The largest dragonfly family in our region – 24 species in eight genera live here and one other species in another genus is a rare visitor. They come in many sizes and colours, many with bold wing markings or coloured veins. Their eyes meet broadly on top of the head. The anal loop in the hindwing is distinctive: foot-shaped with a long toe. Most common around ponds, marshy lakeshores and sluggish streams, the adults dart about and most species spend a lot of time perched horizontally in the sun. Females lay eggs alone or in the company of guarding males. Most dip the tip of their abdomen into the water when releasing the eggs, but some will tap or splash the eggs into wet mud or moss, or simply flick them into a dry pond basin. Some larvae, like those of the emeralds, move sluggishly or squat on the bottom mud; others climb in vegetation.
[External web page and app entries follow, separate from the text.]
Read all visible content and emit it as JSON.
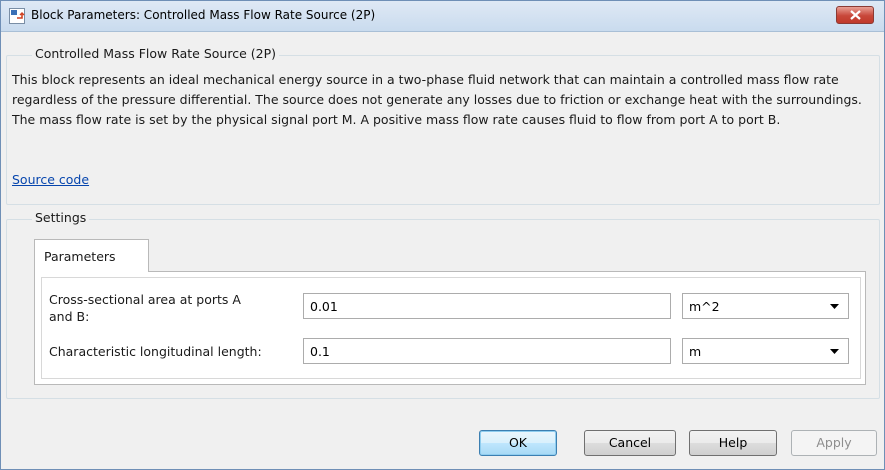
{
  "window": {
    "title": "Block Parameters: Controlled Mass Flow Rate Source (2P)"
  },
  "block": {
    "name": "Controlled Mass Flow Rate Source (2P)",
    "description": "This block represents an ideal mechanical energy source in a two-phase fluid network that can maintain a controlled mass flow rate regardless of the pressure differential. The source does not generate any losses due to friction or exchange heat with the surroundings. The mass flow rate is set by the physical signal port M. A positive mass flow rate causes fluid to flow from port A to port B.",
    "source_link": "Source code"
  },
  "settings": {
    "title": "Settings",
    "tabs": [
      {
        "label": "Parameters",
        "active": true
      }
    ],
    "params": [
      {
        "label_line1": "Cross-sectional area at ports A",
        "label_line2": "and B:",
        "value": "0.01",
        "unit": "m^2"
      },
      {
        "label": "Characteristic longitudinal length:",
        "value": "0.1",
        "unit": "m"
      }
    ]
  },
  "buttons": {
    "ok": "OK",
    "cancel": "Cancel",
    "help": "Help",
    "apply": "Apply"
  },
  "colors": {
    "link": "#0645ad",
    "close_button": "#c0392b",
    "titlebar": "#c9dbee"
  }
}
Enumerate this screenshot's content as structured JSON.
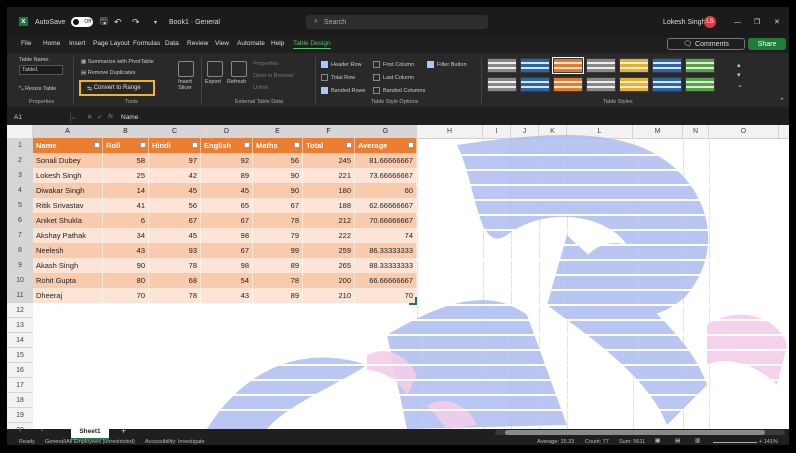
{
  "titlebar": {
    "autosave": "AutoSave",
    "toggle": "Off",
    "filename": "Book1 · General",
    "search_placeholder": "Search",
    "user_name": "Lokesh Singh",
    "user_initials": "LS",
    "minimize": "—",
    "restore": "❐",
    "close": "✕"
  },
  "menu": {
    "tabs": [
      "File",
      "Home",
      "Insert",
      "Page Layout",
      "Formulas",
      "Data",
      "Review",
      "View",
      "Automate",
      "Help",
      "Table Design"
    ],
    "active": "Table Design",
    "comments": "Comments",
    "share": "Share"
  },
  "ribbon": {
    "table_name_label": "Table Name:",
    "table_name_value": "Table1",
    "resize_table": "Resize Table",
    "properties_label": "Properties",
    "summarize": "Summarize with PivotTable",
    "remove_duplicates": "Remove Duplicates",
    "convert_to_range": "Convert to Range",
    "insert_slicer": "Insert Slicer",
    "tools_label": "Tools",
    "export": "Export",
    "refresh": "Refresh",
    "properties_btn": "Properties",
    "open_browser": "Open in Browser",
    "unlink": "Unlink",
    "external_label": "External Table Data",
    "header_row": "Header Row",
    "total_row": "Total Row",
    "banded_rows": "Banded Rows",
    "first_column": "First Column",
    "last_column": "Last Column",
    "banded_columns": "Banded Columns",
    "filter_button": "Filter Button",
    "style_options_label": "Table Style Options",
    "styles_label": "Table Styles"
  },
  "formula_bar": {
    "cell_ref": "A1",
    "fx": "fx",
    "content": "Name"
  },
  "columns": [
    "A",
    "B",
    "C",
    "D",
    "E",
    "F",
    "G",
    "H",
    "I",
    "J",
    "K",
    "L",
    "M",
    "N",
    "O"
  ],
  "rows": [
    "1",
    "2",
    "3",
    "4",
    "5",
    "6",
    "7",
    "8",
    "9",
    "10",
    "11",
    "12",
    "13",
    "14",
    "15",
    "16",
    "17",
    "18",
    "19",
    "20",
    "21"
  ],
  "table": {
    "headers": [
      "Name",
      "Roll",
      "Hindi",
      "English",
      "Maths",
      "Total",
      "Average"
    ],
    "rows": [
      [
        "Sonali Dubey",
        "58",
        "97",
        "92",
        "56",
        "245",
        "81.66666667"
      ],
      [
        "Lokesh Singh",
        "25",
        "42",
        "89",
        "90",
        "221",
        "73.66666667"
      ],
      [
        "Diwakar Singh",
        "14",
        "45",
        "45",
        "90",
        "180",
        "60"
      ],
      [
        "Ritik Srivastav",
        "41",
        "56",
        "65",
        "67",
        "188",
        "62.66666667"
      ],
      [
        "Aniket Shukla",
        "6",
        "67",
        "67",
        "78",
        "212",
        "70.66666667"
      ],
      [
        "Akshay Pathak",
        "34",
        "45",
        "98",
        "79",
        "222",
        "74"
      ],
      [
        "Neelesh",
        "43",
        "93",
        "67",
        "99",
        "259",
        "86.33333333"
      ],
      [
        "Akash Singh",
        "90",
        "78",
        "98",
        "89",
        "265",
        "88.33333333"
      ],
      [
        "Rohit Gupta",
        "80",
        "68",
        "54",
        "78",
        "200",
        "66.66666667"
      ],
      [
        "Dheeraj",
        "70",
        "78",
        "43",
        "89",
        "210",
        "70"
      ]
    ]
  },
  "sheets": {
    "active": "Sheet1",
    "add": "+"
  },
  "status": {
    "ready": "Ready",
    "sensitivity": "General\\All Employees (unrestricted)",
    "accessibility": "Accessibility: Investigate",
    "average": "Average: 15.33",
    "count": "Count: 77",
    "sum": "Sum: 5611",
    "zoom": "+ 141%"
  },
  "colors": {
    "table_header": "#ed7d31",
    "band_dark": "#f8cbad",
    "band_light": "#fce4d6",
    "accent": "#1d7a45",
    "highlight_border": "#f0b429"
  }
}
A common and striking resident of lowland coastal ponds and lakes. Males are easy to approach; they return again and again to a favourite twig over the water, perching with wings cocked downward, scarlet abdomen glowing in the sun. Female lays her eggs in tandem with male.